The civil lawsuit brought by girls for equal footing with boys in high-school sports in the face of budget cuts has reached a satisfactory conclusion.
In fact, as the lawyer for the Florida plaintiffs says, the out-of-court agreement is even better than if the parents had won in court. That is because the deal, in addition to securing a promise from the Florida High School Athletic Association to never unequally cut sports programs again, states the FHSAA will get training in the important federal Title IX legislation that mandates balance.
The important point of contention was raised when the FHSAA, responding to tax shortfalls statewide, called for 20 percent spending cuts in all high-school sports — except football, which tends to make money and is for boys.
The Title IX training, to be advised in part by the plaintiffs’ attorney, who is an Olympic medalist and Title IX book author, has the potential of extending the educational process initiated by the lawsuit. Briefings ought to remind decision makers why Title IX was and remains necessary. Sometimes even the best-intentioned policymakers have a blind spot or just aren’t thinking.

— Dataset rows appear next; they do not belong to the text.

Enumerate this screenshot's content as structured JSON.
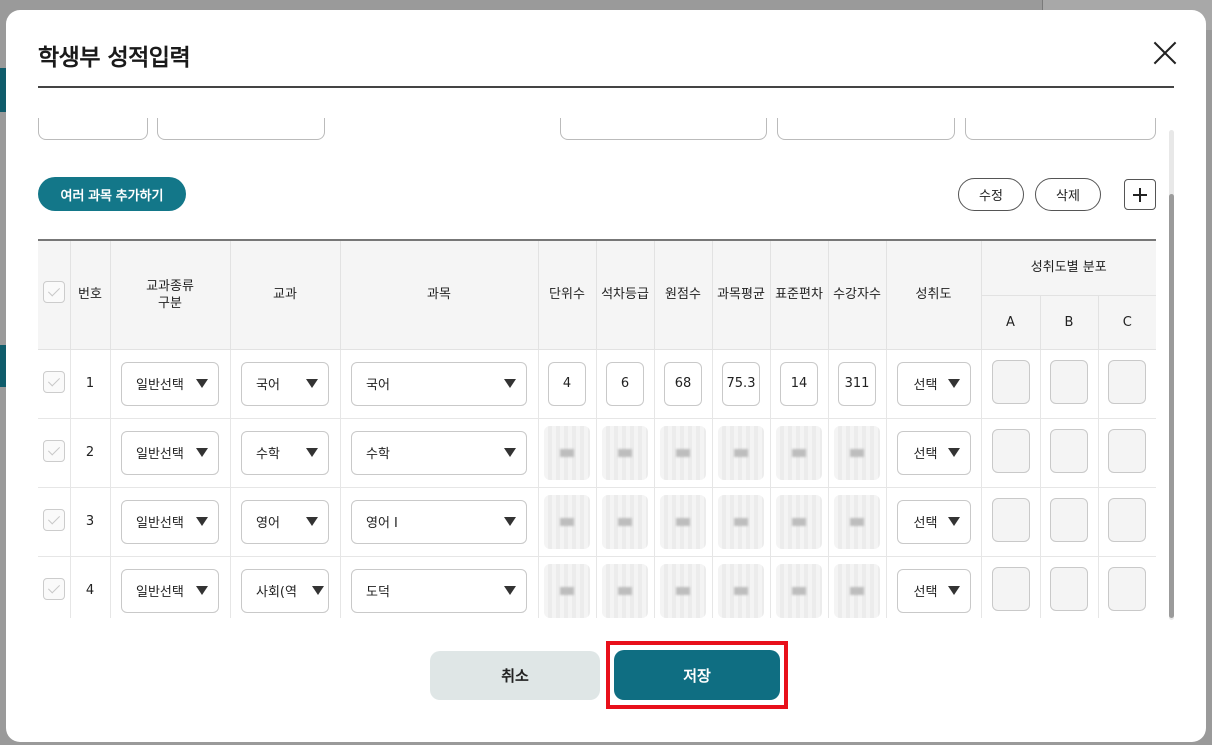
{
  "modal": {
    "title": "학생부 성적입력"
  },
  "toolbar": {
    "multi_add_label": "여러 과목 추가하기",
    "edit_label": "수정",
    "delete_label": "삭제"
  },
  "table": {
    "headers": {
      "number": "번호",
      "category": "교과종류\n구분",
      "subject_group": "교과",
      "subject": "과목",
      "credits": "단위수",
      "rank_grade": "석차등급",
      "raw_score": "원점수",
      "average": "과목평균",
      "std_dev": "표준편차",
      "students": "수강자수",
      "achievement": "성취도",
      "distribution": "성취도별 분포",
      "dist_a": "A",
      "dist_b": "B",
      "dist_c": "C"
    },
    "rows": [
      {
        "number": "1",
        "category": "일반선택",
        "subject_group": "국어",
        "subject": "국어",
        "credits": "4",
        "rank_grade": "6",
        "raw_score": "68",
        "average": "75.3",
        "std_dev": "14",
        "students": "311",
        "achievement": "선택"
      },
      {
        "number": "2",
        "category": "일반선택",
        "subject_group": "수학",
        "subject": "수학",
        "achievement": "선택"
      },
      {
        "number": "3",
        "category": "일반선택",
        "subject_group": "영어",
        "subject": "영어 I",
        "achievement": "선택"
      },
      {
        "number": "4",
        "category": "일반선택",
        "subject_group": "사회(역",
        "subject": "도덕",
        "achievement": "선택"
      }
    ]
  },
  "footer": {
    "cancel_label": "취소",
    "save_label": "저장"
  },
  "colors": {
    "primary": "#137789",
    "save": "#0f6e82",
    "highlight": "#e8101a"
  }
}
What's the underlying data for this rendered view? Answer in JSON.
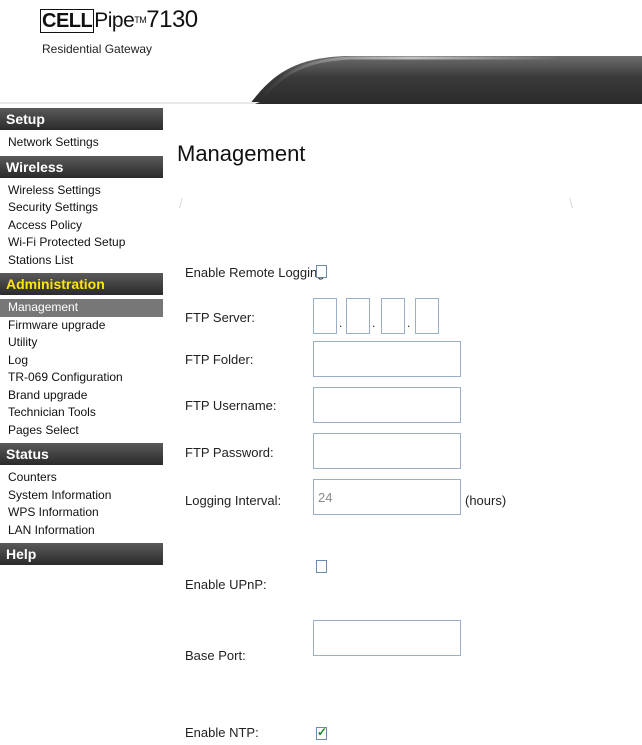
{
  "header": {
    "logo_brand_cell": "CELL",
    "logo_brand_pipe": "Pipe",
    "logo_tm": "TM",
    "logo_model": "7130",
    "logo_subtitle": "Residential Gateway"
  },
  "sidebar": {
    "sections": [
      {
        "title": "Setup",
        "items": [
          "Network Settings"
        ]
      },
      {
        "title": "Wireless",
        "items": [
          "Wireless Settings",
          "Security Settings",
          "Access Policy",
          "Wi-Fi Protected Setup",
          "Stations List"
        ]
      },
      {
        "title": "Administration",
        "items": [
          "Management",
          "Firmware upgrade",
          "Utility",
          "Log",
          "TR-069 Configuration",
          "Brand upgrade",
          "Technician Tools",
          "Pages Select"
        ]
      },
      {
        "title": "Status",
        "items": [
          "Counters",
          "System Information",
          "WPS Information",
          "LAN Information"
        ]
      },
      {
        "title": "Help",
        "items": []
      }
    ],
    "active_section": "Administration",
    "selected_item": "Management"
  },
  "main": {
    "title": "Management",
    "remote_logging_label": "Enable Remote Logging:",
    "remote_logging_checked": false,
    "ftp_server_label": "FTP Server:",
    "ftp_server_octets": [
      "",
      "",
      "",
      ""
    ],
    "ftp_folder_label": "FTP Folder:",
    "ftp_folder_value": "",
    "ftp_username_label": "FTP Username:",
    "ftp_username_value": "",
    "ftp_password_label": "FTP Password:",
    "ftp_password_value": "",
    "logging_interval_label": "Logging Interval:",
    "logging_interval_value": "24",
    "logging_interval_unit": "(hours)",
    "upnp_label": "Enable UPnP:",
    "upnp_checked": false,
    "base_port_label": "Base Port:",
    "base_port_value": "",
    "ntp_label": "Enable NTP:",
    "ntp_checked": true
  },
  "colors": {
    "section_header_bg": "#3a3a3a",
    "section_header_active_text": "#ffe600",
    "selected_item_bg": "#777777",
    "input_border": "#9ab0c8",
    "check_mark": "#1a8a1a"
  }
}
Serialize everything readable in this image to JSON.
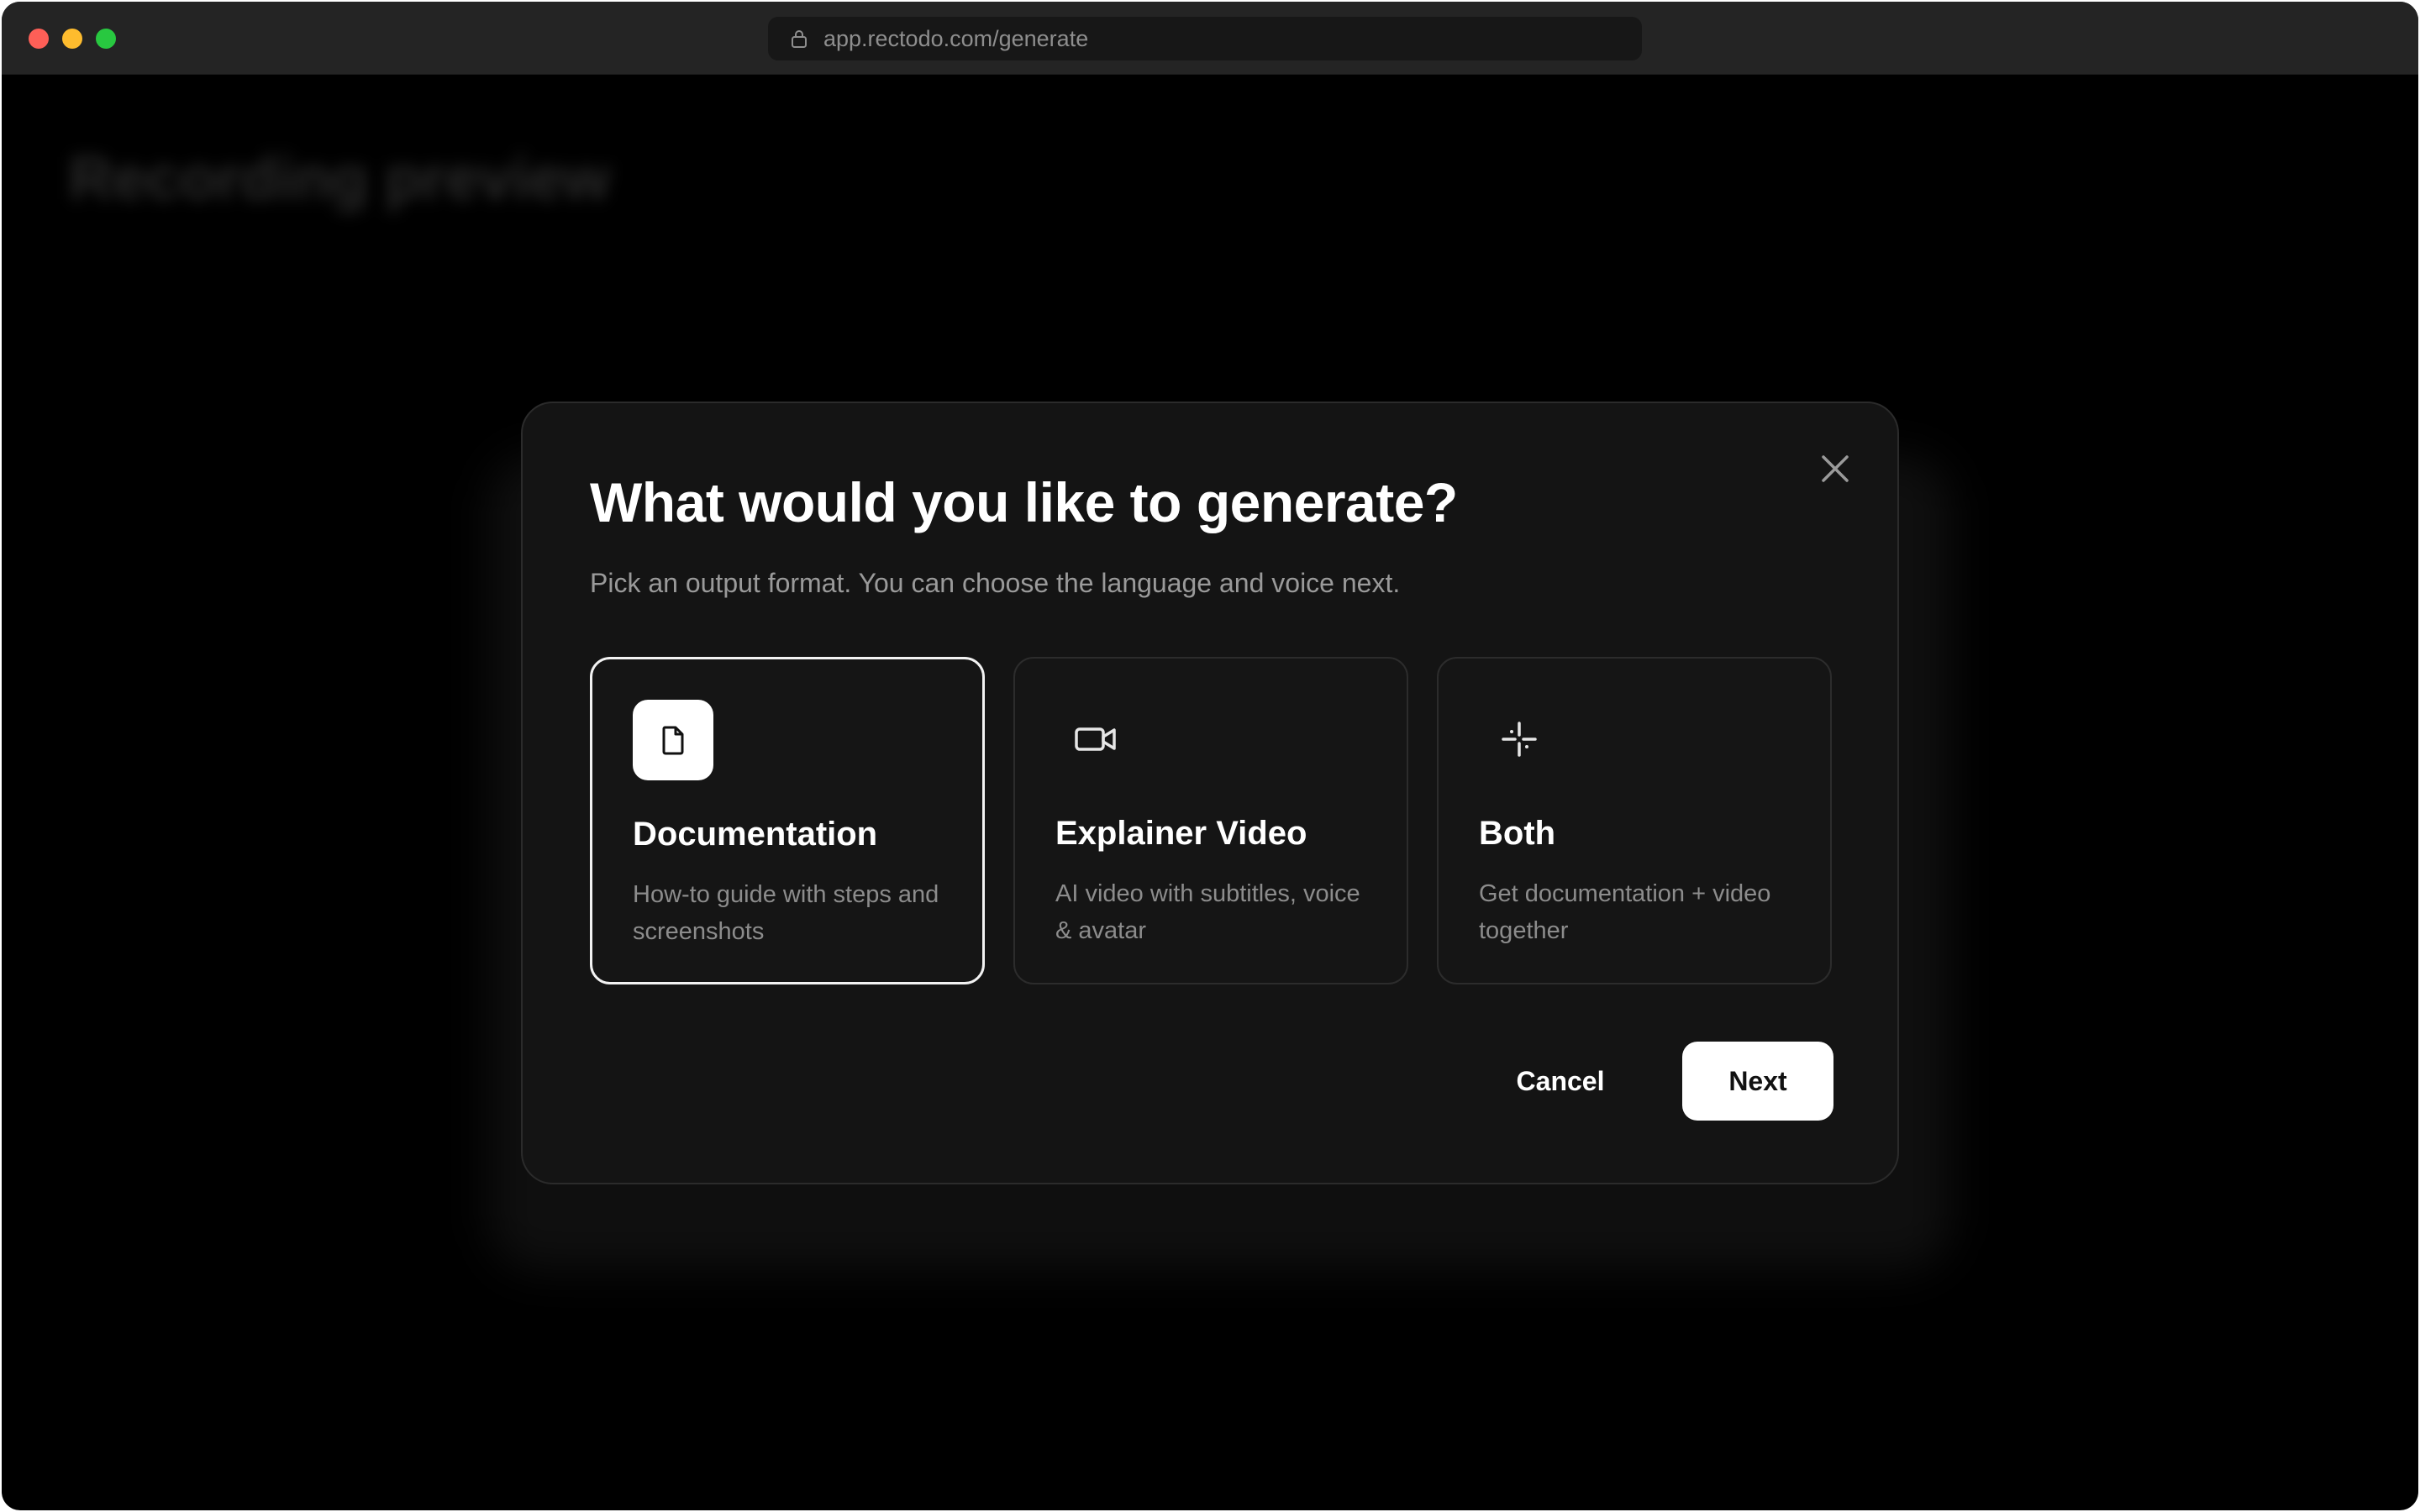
{
  "browser": {
    "url": "app.rectodo.com/generate",
    "icons": {
      "lock": "lock-icon"
    }
  },
  "background": {
    "page_title": "Recording preview"
  },
  "modal": {
    "title": "What would you like to generate?",
    "subtitle": "Pick an output format. You can choose the language and voice next.",
    "options": [
      {
        "title": "Documentation",
        "description": "How-to guide with steps and screenshots",
        "icon": "document-icon",
        "selected": true
      },
      {
        "title": "Explainer Video",
        "description": "AI video with subtitles, voice & avatar",
        "icon": "video-camera-icon",
        "selected": false
      },
      {
        "title": "Both",
        "description": "Get documentation + video together",
        "icon": "sparkle-icon",
        "selected": false
      }
    ],
    "cancel_label": "Cancel",
    "next_label": "Next",
    "close_icon": "close-icon"
  },
  "colors": {
    "modal_bg": "#141414",
    "page_bg": "#000000",
    "titlebar_bg": "#242424",
    "selected_border": "#f2f2f2",
    "primary_button_bg": "#ffffff",
    "traffic_red": "#fe5f57",
    "traffic_yellow": "#febc2e",
    "traffic_green": "#28c840"
  }
}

The outcome of this legal exercise ought to shed light and, as they say, move the ball up the field.